Written By Nik Koulogeorge
I paid to hang out with 40-60 people in college. It was a wise and long-term investment. Some scoff at the idea of "paying for friends" (joining a fraternity), but they are hypocrites. Time is money, so any time you spend developing a friendship is time you could spend on money-generating projects. Still, fraternity men and sorority women have struggled to answer a simple question: "Why should I pay to have friends?" The answer is quite simple.
Paying into a fraternity or sorority reduces the cost of fun with friends. Think of it as a systemized way of splitting the bill. Friendship benefits your general health and well-being, so consider fraternity organizations to be a valuable addition to any well-rounded, student-centered college. Unfortunately, that simple definition is not even enough to convince fraternity members of the inherent value of our organizations. Fraternity men are so bothered by the critique that we "pay for friends" that we will do almost anything to be something more than just a friend club. Greek Life professionals do as much as they can to program chapters away from being strictly clubs of friends.

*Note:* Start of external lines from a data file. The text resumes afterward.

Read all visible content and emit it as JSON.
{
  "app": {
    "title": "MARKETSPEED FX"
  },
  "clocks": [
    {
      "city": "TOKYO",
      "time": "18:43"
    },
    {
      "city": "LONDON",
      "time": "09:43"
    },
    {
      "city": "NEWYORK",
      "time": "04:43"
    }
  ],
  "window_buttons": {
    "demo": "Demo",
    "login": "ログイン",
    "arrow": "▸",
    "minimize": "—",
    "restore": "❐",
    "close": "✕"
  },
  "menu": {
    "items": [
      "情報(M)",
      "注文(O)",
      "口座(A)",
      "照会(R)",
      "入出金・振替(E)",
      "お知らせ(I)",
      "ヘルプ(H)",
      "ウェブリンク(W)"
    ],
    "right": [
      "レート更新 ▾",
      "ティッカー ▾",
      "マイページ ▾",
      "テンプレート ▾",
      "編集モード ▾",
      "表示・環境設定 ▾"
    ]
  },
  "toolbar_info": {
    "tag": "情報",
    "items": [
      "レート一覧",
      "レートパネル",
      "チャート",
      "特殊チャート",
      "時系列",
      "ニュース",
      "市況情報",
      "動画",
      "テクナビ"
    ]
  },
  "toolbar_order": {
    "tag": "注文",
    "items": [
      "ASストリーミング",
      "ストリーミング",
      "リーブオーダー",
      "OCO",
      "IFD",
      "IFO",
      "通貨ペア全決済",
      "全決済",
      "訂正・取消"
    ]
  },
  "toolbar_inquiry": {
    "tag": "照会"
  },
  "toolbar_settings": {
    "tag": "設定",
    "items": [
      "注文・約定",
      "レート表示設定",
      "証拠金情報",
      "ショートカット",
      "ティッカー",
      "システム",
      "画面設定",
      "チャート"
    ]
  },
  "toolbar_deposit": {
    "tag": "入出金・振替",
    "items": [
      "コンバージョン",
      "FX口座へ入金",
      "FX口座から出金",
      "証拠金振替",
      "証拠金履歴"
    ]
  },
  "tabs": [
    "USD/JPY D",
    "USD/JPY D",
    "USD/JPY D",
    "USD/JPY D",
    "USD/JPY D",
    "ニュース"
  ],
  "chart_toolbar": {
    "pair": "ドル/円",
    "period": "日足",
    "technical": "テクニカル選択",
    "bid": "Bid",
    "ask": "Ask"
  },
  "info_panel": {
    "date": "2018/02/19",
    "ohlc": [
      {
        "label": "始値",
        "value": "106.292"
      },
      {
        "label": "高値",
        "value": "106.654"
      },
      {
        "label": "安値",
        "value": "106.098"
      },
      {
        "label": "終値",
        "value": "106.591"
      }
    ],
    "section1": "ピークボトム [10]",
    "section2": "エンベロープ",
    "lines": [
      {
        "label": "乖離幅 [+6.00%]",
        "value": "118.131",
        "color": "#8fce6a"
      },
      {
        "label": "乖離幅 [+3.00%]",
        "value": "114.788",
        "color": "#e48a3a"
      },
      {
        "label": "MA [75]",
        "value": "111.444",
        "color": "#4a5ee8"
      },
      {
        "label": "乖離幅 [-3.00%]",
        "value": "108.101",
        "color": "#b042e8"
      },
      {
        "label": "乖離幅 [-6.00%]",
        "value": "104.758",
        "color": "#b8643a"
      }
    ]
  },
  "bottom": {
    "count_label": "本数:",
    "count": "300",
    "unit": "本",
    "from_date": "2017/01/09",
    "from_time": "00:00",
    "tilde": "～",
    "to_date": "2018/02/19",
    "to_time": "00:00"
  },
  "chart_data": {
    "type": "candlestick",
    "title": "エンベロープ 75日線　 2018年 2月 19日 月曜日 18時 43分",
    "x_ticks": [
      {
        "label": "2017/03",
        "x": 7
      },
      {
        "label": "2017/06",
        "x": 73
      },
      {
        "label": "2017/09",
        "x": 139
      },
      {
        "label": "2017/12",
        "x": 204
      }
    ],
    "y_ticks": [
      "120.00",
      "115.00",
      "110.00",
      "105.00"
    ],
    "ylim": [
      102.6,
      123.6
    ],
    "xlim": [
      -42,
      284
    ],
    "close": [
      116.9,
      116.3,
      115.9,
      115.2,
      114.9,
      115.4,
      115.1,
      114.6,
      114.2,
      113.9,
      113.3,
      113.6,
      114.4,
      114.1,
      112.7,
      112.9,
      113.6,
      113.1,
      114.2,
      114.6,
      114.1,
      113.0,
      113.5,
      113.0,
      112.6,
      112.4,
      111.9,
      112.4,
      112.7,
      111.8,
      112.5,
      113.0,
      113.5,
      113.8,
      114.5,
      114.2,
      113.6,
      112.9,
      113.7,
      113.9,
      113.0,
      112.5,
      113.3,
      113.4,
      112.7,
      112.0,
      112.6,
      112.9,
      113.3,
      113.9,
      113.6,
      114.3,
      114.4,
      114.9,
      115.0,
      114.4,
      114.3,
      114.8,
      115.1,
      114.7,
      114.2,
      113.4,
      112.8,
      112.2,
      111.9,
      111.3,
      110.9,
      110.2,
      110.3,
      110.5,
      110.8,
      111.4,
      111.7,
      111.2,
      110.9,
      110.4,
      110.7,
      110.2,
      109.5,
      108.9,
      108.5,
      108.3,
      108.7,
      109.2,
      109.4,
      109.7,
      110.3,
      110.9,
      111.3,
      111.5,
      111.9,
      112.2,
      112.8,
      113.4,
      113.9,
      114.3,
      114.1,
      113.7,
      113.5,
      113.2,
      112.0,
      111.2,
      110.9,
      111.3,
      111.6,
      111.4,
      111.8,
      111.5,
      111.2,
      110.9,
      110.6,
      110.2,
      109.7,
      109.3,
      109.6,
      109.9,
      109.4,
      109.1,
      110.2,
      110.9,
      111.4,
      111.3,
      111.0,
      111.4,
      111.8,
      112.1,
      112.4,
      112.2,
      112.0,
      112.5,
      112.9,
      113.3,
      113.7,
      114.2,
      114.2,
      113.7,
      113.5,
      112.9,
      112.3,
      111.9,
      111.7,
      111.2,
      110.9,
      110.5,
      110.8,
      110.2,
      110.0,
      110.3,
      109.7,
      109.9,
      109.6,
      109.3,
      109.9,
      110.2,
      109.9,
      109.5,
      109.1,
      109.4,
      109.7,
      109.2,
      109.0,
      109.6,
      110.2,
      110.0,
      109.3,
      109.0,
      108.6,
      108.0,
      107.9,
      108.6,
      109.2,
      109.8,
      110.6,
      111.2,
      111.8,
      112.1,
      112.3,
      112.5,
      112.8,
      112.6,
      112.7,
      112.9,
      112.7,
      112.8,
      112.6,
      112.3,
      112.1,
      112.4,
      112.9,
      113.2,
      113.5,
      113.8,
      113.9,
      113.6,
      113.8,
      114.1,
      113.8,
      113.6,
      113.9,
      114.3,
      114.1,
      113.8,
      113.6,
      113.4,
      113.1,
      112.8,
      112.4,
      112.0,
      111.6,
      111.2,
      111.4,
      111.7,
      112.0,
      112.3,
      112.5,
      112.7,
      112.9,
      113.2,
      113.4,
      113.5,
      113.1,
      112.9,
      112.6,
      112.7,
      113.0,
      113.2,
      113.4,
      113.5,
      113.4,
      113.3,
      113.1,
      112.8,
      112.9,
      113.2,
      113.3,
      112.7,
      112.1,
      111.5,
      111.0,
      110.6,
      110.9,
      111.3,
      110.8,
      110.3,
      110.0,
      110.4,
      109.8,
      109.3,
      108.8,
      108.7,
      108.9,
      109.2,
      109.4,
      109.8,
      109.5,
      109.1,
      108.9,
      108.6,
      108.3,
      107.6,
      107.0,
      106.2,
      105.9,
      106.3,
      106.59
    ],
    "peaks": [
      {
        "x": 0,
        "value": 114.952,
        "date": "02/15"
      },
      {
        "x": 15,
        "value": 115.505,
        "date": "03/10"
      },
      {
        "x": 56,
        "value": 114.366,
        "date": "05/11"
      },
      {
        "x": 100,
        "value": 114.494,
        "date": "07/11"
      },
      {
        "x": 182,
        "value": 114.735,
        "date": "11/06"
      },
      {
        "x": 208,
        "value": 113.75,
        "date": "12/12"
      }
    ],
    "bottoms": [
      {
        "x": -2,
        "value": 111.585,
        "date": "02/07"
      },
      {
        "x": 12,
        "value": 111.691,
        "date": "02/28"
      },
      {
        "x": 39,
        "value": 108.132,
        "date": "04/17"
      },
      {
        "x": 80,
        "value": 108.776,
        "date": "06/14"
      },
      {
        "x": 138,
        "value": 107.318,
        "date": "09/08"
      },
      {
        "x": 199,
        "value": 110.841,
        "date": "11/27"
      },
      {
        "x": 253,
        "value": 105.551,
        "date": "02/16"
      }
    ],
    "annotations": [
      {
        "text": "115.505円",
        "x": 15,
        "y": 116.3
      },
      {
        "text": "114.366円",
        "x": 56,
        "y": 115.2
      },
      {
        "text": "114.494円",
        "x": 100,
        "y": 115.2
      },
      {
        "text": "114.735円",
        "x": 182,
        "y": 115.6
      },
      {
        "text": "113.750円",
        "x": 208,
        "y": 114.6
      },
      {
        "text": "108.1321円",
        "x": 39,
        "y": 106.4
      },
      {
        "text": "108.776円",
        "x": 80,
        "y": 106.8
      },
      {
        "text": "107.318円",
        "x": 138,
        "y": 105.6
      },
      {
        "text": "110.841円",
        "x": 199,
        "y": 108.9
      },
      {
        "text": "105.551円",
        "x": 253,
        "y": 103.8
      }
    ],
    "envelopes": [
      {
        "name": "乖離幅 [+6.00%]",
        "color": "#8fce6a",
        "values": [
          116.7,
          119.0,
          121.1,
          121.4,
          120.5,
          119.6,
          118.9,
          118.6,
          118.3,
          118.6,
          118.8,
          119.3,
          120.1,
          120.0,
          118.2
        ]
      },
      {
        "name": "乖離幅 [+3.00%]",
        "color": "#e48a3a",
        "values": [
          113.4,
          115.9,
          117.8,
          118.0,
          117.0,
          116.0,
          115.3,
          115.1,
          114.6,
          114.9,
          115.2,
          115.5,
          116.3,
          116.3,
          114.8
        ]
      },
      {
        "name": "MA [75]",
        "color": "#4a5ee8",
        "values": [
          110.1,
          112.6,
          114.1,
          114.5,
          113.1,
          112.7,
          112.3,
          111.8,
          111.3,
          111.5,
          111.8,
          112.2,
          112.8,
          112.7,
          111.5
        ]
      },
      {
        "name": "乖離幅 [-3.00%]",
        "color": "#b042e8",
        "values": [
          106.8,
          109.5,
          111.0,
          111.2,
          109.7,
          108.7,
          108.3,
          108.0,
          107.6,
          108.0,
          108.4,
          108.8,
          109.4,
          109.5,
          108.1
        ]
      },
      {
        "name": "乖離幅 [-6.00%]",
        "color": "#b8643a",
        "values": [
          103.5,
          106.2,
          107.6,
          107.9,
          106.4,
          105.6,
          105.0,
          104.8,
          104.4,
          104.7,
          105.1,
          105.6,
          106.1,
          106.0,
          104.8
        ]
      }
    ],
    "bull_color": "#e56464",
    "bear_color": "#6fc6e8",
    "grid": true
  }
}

That professional opinion - that being only a friend club is undesirable - explains why Student Affairs teams often go far out of their way to separate and micromanage fraternity organizations. They serve as a sort of standardized testing for fraternities. Sure, standardized testing (and "teaching to the test") is generally considered to have ruined public education, but fraternity leaders are not fond of data-driven decisions, no matter how much data they accumulate.
All chapters must be all things at all times or they are not fraternities. The idea of a chapter just organizing team-building or brotherhood activities and nothing else is as intolerable to Greek Life professionals as a chapter existing to deal drugs. Unfortunately for them, students join fraternities primarily to make friends. "Fraternity" is the only common word in each of our organizations' names, and we should be the student organizations that prioritize the creation of healthy, productive relationships. Our focus on relationships is what sets us apart from a typical club.
Friends occasionally don't take proper care of one another. We see or hear about incidents where someone in a fraternity is mentally or physically harmed all the time. But these incidents happen to the chapters which perform best on our standardized tests as well as those that underperform. Greek Life's idea of "higher standards" is really a matter of, "which chapter is best at checking tasks off a list."
Those chapters that we label as underperformers are often just too small to meet the ever-growing list of fraternity programming requirements. They crumble under the weight of debt or the pressure to become large enough to excel at everything. More than half of the chapters we closed while I worked at my fraternity's headquarters fell into this "too small to function" scenario.
Dynamic duos such as the aesthetic genius of Steve Jobs with the technical genius of Steve Wozniak (creators of Apple) did not come together after reviewing each other's leadership education backgrounds. They were simply friends with complementary talents. The group of friends who created PayPal (known as the PayPal Mafia) learned from that shared experience and went on to start companies like Tesla, SpaceX, LinkedIn, Yelp, and Youtube.
We don't need massive checklists and leadership programs to help men be better. All we need to do is let members find friends with complementary talents. The strength of any fraternity is its network, not a 5-day leadership or diversity program. In fact, any in-person fraternity programming ought to be geared toward relationships. If we focus our effort on building a powerful and well-connected network, we can help more men graduate college with less debt. Those men will be better supported to take positive risks and start families or businesses. The greatest companies and inventions in our world grew out of friendships. Let's help generate the kinds of friendships that'll result in the next slate of great companies.
Would the world be better or worse if more people were friends? Would we be more or less willing to productively address the challenges of our society if more people were friends? I am going to guess "better" for the first question and "more willing" for the second question. Friendship is important. Friendship heals societal wounds. It is a catalyst for understanding, compassion, and charity. Friendship is what America needs. It is what the world needs. Doing nothing but serving as a club for friendship is a valuable, relevant purpose.
Let friend clubs be friend clubs.